BRATTLEBORO — The 2020 campaign season in Vermont is about to begin heating up but, so far, only one major party candidate has expressed willingness to take on incumbent Republican Gov. Phil Scott.
Rebecca Holcombe, 52, of Norwich, is running for the Democratic Party's gubernatorial nomination. A former schoolteacher and principal, she served four years as Vermont's secretary of education.
This is the first run for public office for Holcombe, who launched her campaign in July. In 2014, Democratic Gov. Peter Shumlin appointed her to lead the Agency of Education, and she stayed on through the first year of the Scott administration.
She resigned in March 2018, citing policy disagreements with Scott, particularly on school choice and education vouchers.
Scott has not yet announced whether he will seek a third term as governor, and he has said that he will not make an announcement until the 2020 legislative session wraps up in May.
In a recent interview with The Commons, Holcombe talked about her candidacy and the issues she will be emphasizing in her campaign - making health care more affordable, strengthening public education, and addressing the effects of climate change.
Education: Beyond Act 46
Holcombe admits that Act 46, the controversial education reform law that seeks to consolidate single-town school districts into regional entities, has been a tough sell in rural communities.
But she believes that Act 46 is just one part of a bigger discussion - how to deal with the problem of rising educational costs, shrinking school enrollments, and increased responsibilities for public schools.
“The school boards, especially in this district [Windham Southeast], worked really hard to contain their budgets,” Holcombe said. “However, I think there has been a disconnect between what's happening on the local level and what's happening on the state level.”
She says school districts around the state are facing many challenges “that they cannot handle alone. They need the state's help.” Those challenges include ever-rising health care costs and absorbing the cost of expanding public education to the pre-kindergarten level.
Holcombe says she recognizes that public schools in Vermont are being asked to do much more than merely educate students.
“There are kids completely dependent on public schools for two or three meals a day, for services related to exposure to childhood trauma, for a variety of different needs,” she said. “I'm not comfortable targeting the institutions that have increasingly become the safety net, not just for kids, but for families around the state.”

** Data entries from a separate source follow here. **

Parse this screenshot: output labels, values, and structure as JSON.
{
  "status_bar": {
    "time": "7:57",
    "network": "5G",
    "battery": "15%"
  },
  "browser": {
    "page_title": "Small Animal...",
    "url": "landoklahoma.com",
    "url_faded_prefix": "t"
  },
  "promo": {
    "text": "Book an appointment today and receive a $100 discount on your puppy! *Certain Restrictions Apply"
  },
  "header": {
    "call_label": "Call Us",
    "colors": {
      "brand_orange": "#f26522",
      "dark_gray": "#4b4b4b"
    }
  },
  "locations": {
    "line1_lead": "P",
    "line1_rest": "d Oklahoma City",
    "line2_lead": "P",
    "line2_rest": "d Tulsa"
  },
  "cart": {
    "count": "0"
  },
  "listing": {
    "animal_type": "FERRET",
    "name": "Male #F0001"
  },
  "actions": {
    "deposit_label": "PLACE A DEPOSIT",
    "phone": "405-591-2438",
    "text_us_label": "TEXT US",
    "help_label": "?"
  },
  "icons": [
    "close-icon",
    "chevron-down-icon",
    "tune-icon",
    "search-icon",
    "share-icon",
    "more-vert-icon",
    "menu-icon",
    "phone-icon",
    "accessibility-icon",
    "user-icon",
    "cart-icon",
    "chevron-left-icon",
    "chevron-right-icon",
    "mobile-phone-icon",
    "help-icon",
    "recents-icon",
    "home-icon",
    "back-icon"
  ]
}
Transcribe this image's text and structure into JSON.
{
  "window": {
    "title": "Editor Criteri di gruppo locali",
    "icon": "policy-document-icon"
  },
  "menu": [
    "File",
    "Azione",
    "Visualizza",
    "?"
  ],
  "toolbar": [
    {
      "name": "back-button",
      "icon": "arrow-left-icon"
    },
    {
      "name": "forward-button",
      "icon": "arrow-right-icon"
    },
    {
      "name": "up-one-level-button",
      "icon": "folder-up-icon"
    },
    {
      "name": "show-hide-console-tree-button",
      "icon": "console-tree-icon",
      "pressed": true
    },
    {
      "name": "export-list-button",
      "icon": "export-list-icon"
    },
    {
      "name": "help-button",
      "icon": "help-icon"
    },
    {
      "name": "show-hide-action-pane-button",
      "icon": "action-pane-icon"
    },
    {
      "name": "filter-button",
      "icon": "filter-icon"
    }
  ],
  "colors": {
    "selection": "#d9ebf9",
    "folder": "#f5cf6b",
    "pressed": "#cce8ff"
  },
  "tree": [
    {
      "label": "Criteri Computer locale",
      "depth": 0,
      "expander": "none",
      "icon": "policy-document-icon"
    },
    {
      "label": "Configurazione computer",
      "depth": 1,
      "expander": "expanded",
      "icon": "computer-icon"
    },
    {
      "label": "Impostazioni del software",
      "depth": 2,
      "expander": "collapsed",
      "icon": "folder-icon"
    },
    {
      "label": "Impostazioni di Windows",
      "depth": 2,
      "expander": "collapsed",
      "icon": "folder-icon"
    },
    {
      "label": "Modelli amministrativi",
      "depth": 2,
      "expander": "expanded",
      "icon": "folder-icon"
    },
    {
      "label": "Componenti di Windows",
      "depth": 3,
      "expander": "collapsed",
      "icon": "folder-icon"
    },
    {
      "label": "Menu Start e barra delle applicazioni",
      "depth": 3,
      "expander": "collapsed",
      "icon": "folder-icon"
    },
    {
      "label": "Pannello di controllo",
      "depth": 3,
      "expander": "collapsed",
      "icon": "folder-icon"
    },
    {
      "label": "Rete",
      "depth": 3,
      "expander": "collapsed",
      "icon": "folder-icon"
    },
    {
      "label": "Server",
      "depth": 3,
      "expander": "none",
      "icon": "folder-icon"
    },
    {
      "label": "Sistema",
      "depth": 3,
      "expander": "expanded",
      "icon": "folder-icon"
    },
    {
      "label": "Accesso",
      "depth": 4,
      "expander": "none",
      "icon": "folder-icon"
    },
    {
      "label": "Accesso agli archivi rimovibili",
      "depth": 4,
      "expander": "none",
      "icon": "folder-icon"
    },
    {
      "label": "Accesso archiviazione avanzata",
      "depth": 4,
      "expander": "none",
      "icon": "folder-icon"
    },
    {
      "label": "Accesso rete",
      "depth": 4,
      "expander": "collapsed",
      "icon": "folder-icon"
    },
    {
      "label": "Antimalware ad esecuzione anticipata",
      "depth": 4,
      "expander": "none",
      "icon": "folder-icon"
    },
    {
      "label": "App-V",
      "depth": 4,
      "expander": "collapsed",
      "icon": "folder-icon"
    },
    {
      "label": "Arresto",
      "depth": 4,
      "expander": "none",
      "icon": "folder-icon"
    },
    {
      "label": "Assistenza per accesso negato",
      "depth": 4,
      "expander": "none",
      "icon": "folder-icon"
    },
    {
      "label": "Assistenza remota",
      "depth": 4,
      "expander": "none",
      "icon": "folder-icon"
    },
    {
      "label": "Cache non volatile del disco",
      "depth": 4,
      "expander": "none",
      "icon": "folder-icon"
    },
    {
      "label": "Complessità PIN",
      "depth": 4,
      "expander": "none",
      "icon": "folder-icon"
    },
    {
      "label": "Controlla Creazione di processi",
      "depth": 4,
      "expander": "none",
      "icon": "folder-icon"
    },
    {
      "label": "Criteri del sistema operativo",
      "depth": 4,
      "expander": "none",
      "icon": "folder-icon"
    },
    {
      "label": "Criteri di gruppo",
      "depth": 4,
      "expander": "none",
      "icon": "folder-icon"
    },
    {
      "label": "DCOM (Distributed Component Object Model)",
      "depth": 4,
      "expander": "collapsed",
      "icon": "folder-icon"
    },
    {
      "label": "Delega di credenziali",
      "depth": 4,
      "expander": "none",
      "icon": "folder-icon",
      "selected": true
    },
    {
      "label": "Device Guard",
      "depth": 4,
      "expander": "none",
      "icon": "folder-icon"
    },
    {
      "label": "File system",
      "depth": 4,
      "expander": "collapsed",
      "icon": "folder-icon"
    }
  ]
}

Rather than addressing school spending, Holcombe believes that the way to reduce costs on mental health services in the schools is “to strengthen communities so we can strengthen kids.”
To do that, she said Vermont needs “a strong state leader who is going to lean into some of the problems we have supporting our communities, who is going to figure out an economic-development strategy that addresses some of the unique challenges of our rural communities so they have a vibrant future.”
Holcombe said that schools can't save communities on their own, “but if we can strengthen our communities, we can save our schools. The fiscal challenges we face are real, but they are not going to go away - and they are not going to get better unless we try something different.”
Health care: Controlling costs is key
Holcombe believes that the surest way for Vermonters to see lower property taxes is to do something about the rapidly rising cost of health care.
She says that rising health insurance premiums are the biggest single reason for increases in school budgets, and close behind is increased spending on child mental health services.
Holcombe said she was surprised that the Legislature did not pursue additional health care reforms this year. But she thinks that education funding and health care reform are inextricably linked.
“Health care spending is crowding everything else out,” she said, giving as example the increasing reliance on the state education fund to pay for delivering mental health services for students.
“People are really concerned,” she said, “and they want the state to have their back. We know we need the federal government's help [with health care reform], but what do we do in the meantime?”
Climate change: No dawdling
With the long-term effects of climate change becoming more apparent with each passing year, Holcombe said she is encouraged that more Vermonters are demanding immediate solutions.
As is the case with health care and education reform, Holcombe believes that the solution has to come from within Vermont, starting with a commitment to invest in homegrown renewable energy in Vermont, rather than out-of-state fossil fuels.
Doing so, she says, will not just help respond to the climate crisis and protect the state's environment, but it will also help with creating a post-fossil-fuel economy that benefits all Vermonters.
While there is growing support for getting all the state's electricity from renewable sources by 2030, she said she believes the Scott administration is missing an opportunity to lead on this issue.
As a result, Vermont may miss out on opportunities in the green-energy and green-construction sectors and the high-wage, high-opportunity jobs they can create.
“This is what happens when you don't have any strategic planning for rural economic development,” Holcombe said. “There is no vision and no planning. No decision is perfect, but ambivalence is worse.”